UK CBAM to impact stainless steel imports
Plans to introduce Carbon Border Adjustment Mechanism (CBAM) import regulations in the United Kingdom may have cost implications for the nation’s stainless steel supply.
The UK is already reliant on stainless steel imports and, as such, currently imposes no safeguard measures or other trade defence restrictions on overseas material. However, tariffs based on steel products’ embedded carbon emissions are likely to be introduced by CBAM, which will come into force by 2027.
A total of 282,212 tonnes of stainless steel imports entered the UK in 2022. That figure has declined by 7% in five years. Year-to-date to the end of October, UK stainless steel imports were down 11.6%, ISSB data shows. However, the decline reflects a quiet start to 2023. Volumes were up 9% in October.
Reflective of EU CBAM
The UK’s CBAM closely mirrors the scheme currently being rolled out by the European Commission. However, the UK version and its associated levy payments will commence a year later. December’s announcement from the UK Government revealed that goods imported into the UK from countries with a lower or no carbon price will have to pay a CBAM levy, ensuring that overseas products face “a comparable carbon price to those produced domestically”.
Despite the added administrative burden CBAM reporting has introduced for EU market participants since its October 1 introduction, many remain hopeful of positive outcomes. It should help EU producers’ prices to remain competitive with imports, despite the growing financial demands of decarbonisation. This month, MEPS respondents suggested that the full effect of CBAM on the price differential between domestic and imported material had yet to be fully realised.
Many UK industry bodies responded positively to the nation’s CBAM plans, in recognition of its protection of domestic industries. However, the nation’s stainless steel traders’ experience of the scheme may be dominated by the added administrative burden and carbon price added to imports.
In the December research period, MEPS respondents once again highlighted the negative effects of CBAM on their businesses. Some stockists are appointing third-party businesses to take on the administrative burden it created. Others are employing staff to ensure paperwork is in order, fees paid and fines averted.
The range of products covered by the UK CBAM will be determined through consultation with UK industry in 2024. The carbon price attached to embedded emissions reported under the proposed UK CBAM is also yet to be determined.
The UK government will also set out reforms to its Emissions Trading System (ETS). This currently provides free allowances which grant permission for certain high emitting industries to generate CO2 emissions.
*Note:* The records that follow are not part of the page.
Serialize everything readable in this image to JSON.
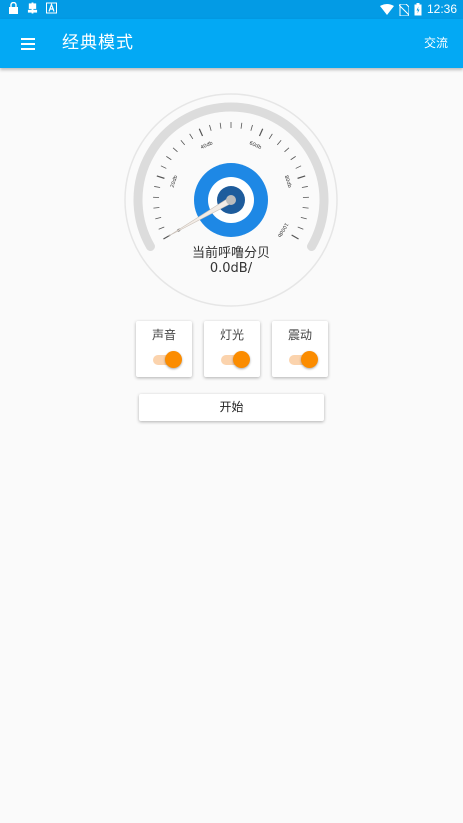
{
  "status_bar": {
    "time": "12:36",
    "left_icons": [
      "lock-notification-icon",
      "bug-notification-icon",
      "font-notification-icon"
    ],
    "right_icons": [
      "wifi-icon",
      "no-sim-icon",
      "battery-icon"
    ]
  },
  "app_bar": {
    "title": "经典模式",
    "menu_icon": "hamburger-menu-icon",
    "action_label": "交流",
    "background": "#03a9f4",
    "status_background": "#039be5"
  },
  "gauge": {
    "tick_labels": [
      "0",
      "20db",
      "40db",
      "60db",
      "80db",
      "100db"
    ],
    "caption": "当前呼噜分贝",
    "value_text": "0.0dB/",
    "needle_value": 0,
    "accent": "#1e88e5"
  },
  "toggles": [
    {
      "label": "声音",
      "on": true
    },
    {
      "label": "灯光",
      "on": true
    },
    {
      "label": "震动",
      "on": true
    }
  ],
  "toggle_color": "#fb8c00",
  "start_button": {
    "label": "开始"
  }
}
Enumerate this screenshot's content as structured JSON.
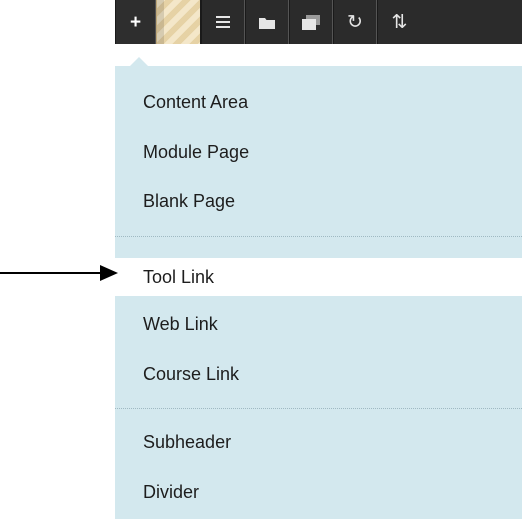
{
  "toolbar": {
    "buttons": [
      {
        "name": "add-menu-item",
        "icon": "plus-icon",
        "glyph": "+"
      },
      {
        "name": "course-theme",
        "icon": "pattern-swatch-icon"
      },
      {
        "name": "list-view",
        "icon": "list-icon",
        "glyph": "≡"
      },
      {
        "name": "folder-view",
        "icon": "folder-icon"
      },
      {
        "name": "window-view",
        "icon": "window-icon"
      },
      {
        "name": "refresh",
        "icon": "refresh-icon",
        "glyph": "↻"
      },
      {
        "name": "sort",
        "icon": "sort-arrows-icon",
        "glyph": "⇅"
      }
    ]
  },
  "menu": {
    "group1": [
      "Content Area",
      "Module Page",
      "Blank Page"
    ],
    "group2": [
      "Tool Link",
      "Web Link",
      "Course Link"
    ],
    "group3": [
      "Subheader",
      "Divider"
    ],
    "selected": "Tool Link"
  },
  "colors": {
    "toolbar_bg": "#2b2b2b",
    "menu_bg": "#d3e8ee",
    "selected_bg": "#ffffff",
    "text": "#1d1d1d"
  }
}
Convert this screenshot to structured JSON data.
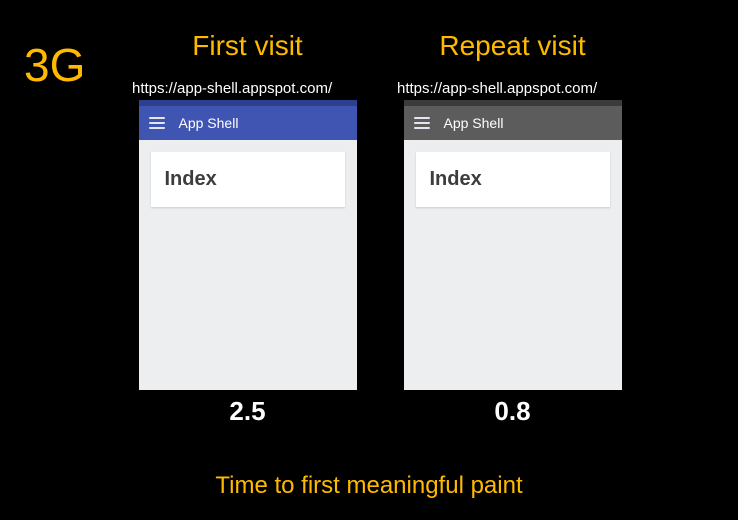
{
  "network_label": "3G",
  "caption": "Time to first meaningful paint",
  "columns": {
    "first": {
      "visit_label": "First visit",
      "url": "https://app-shell.appspot.com/",
      "toolbar_title": "App Shell",
      "card_title": "Index",
      "timing": "2.5"
    },
    "repeat": {
      "visit_label": "Repeat visit",
      "url": "https://app-shell.appspot.com/",
      "toolbar_title": "App Shell",
      "card_title": "Index",
      "timing": "0.8"
    }
  }
}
Further credits can also be bought. Revisions to the ETS will aim to offer an “effective financial incentive that drives its participants to decarbonise”, it said.
EU-US steel trade ‘truce’
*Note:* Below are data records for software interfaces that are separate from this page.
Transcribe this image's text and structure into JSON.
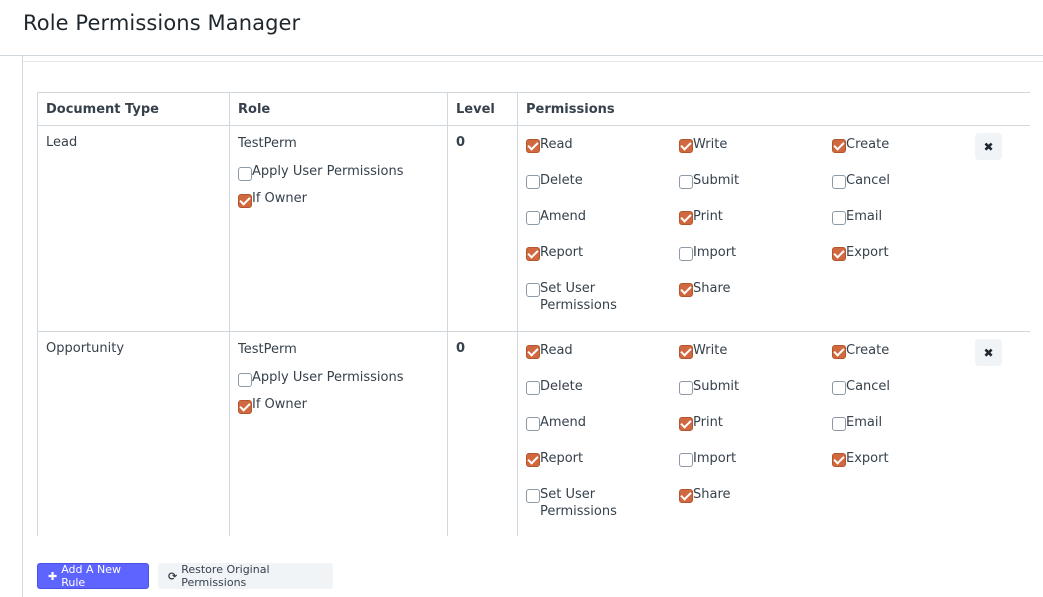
{
  "page": {
    "title": "Role Permissions Manager"
  },
  "table": {
    "headers": {
      "document_type": "Document Type",
      "role": "Role",
      "level": "Level",
      "permissions": "Permissions"
    },
    "rows": [
      {
        "document_type": "Lead",
        "role": "TestPerm",
        "apply_user_permissions": {
          "label": "Apply User Permissions",
          "checked": false
        },
        "if_owner": {
          "label": "If Owner",
          "checked": true
        },
        "level": "0",
        "permissions": [
          {
            "label": "Read",
            "checked": true
          },
          {
            "label": "Write",
            "checked": true
          },
          {
            "label": "Create",
            "checked": true
          },
          {
            "label": "Delete",
            "checked": false
          },
          {
            "label": "Submit",
            "checked": false
          },
          {
            "label": "Cancel",
            "checked": false
          },
          {
            "label": "Amend",
            "checked": false
          },
          {
            "label": "Print",
            "checked": true
          },
          {
            "label": "Email",
            "checked": false
          },
          {
            "label": "Report",
            "checked": true
          },
          {
            "label": "Import",
            "checked": false
          },
          {
            "label": "Export",
            "checked": true
          },
          {
            "label": "Set User Permissions",
            "checked": false
          },
          {
            "label": "Share",
            "checked": true
          }
        ],
        "remove_icon": "close-icon"
      },
      {
        "document_type": "Opportunity",
        "role": "TestPerm",
        "apply_user_permissions": {
          "label": "Apply User Permissions",
          "checked": false
        },
        "if_owner": {
          "label": "If Owner",
          "checked": true
        },
        "level": "0",
        "permissions": [
          {
            "label": "Read",
            "checked": true
          },
          {
            "label": "Write",
            "checked": true
          },
          {
            "label": "Create",
            "checked": true
          },
          {
            "label": "Delete",
            "checked": false
          },
          {
            "label": "Submit",
            "checked": false
          },
          {
            "label": "Cancel",
            "checked": false
          },
          {
            "label": "Amend",
            "checked": false
          },
          {
            "label": "Print",
            "checked": true
          },
          {
            "label": "Email",
            "checked": false
          },
          {
            "label": "Report",
            "checked": true
          },
          {
            "label": "Import",
            "checked": false
          },
          {
            "label": "Export",
            "checked": true
          },
          {
            "label": "Set User Permissions",
            "checked": false
          },
          {
            "label": "Share",
            "checked": true
          }
        ],
        "remove_icon": "close-icon"
      }
    ]
  },
  "actions": {
    "add_rule": {
      "label": "Add A New Rule",
      "icon": "plus-icon"
    },
    "restore": {
      "label": "Restore Original Permissions",
      "icon": "refresh-icon"
    }
  },
  "colors": {
    "checked": "#d0693f",
    "primary": "#5e64ff"
  }
}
The EU will phase out its ETS by 2026, when CBAM is fully implemented. As this process gathers momentum, however, progress on the EU-US low carbon steel trade agreement stalled in December.
Efforts to agree the free trade agreement by December 31 were set aside as a truce was called on the United States’ 25% Section 232 import tariffs and the European Commission’s retaliatory measures. Both parties will now suspend tariffs until March 31, 2025.
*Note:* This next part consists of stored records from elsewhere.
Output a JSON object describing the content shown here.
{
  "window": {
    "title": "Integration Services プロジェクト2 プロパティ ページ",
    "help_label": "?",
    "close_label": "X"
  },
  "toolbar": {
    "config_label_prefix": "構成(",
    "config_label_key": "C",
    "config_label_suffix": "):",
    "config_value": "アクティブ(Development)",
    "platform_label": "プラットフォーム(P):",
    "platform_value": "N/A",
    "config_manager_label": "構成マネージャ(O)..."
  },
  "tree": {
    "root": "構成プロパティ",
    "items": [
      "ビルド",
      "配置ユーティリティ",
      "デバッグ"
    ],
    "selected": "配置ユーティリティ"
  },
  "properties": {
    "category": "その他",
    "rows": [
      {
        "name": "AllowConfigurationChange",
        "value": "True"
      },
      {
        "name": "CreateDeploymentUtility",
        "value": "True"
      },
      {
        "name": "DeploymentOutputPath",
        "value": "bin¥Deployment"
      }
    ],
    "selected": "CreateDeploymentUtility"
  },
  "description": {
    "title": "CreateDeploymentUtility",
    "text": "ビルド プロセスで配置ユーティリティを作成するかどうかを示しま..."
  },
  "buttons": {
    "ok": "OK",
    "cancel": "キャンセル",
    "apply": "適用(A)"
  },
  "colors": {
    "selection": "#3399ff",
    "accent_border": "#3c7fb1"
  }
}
The European Commission said that the extension would save EU steel and aluminium exporters approximately EUR1.5 billion in tariffs annually.
- This content first appeared in the December edition of MEPS International's Stainless Steel Review. The monthly report provides subscribers with steel prices, indices and market commentary from key steel markets across the globe.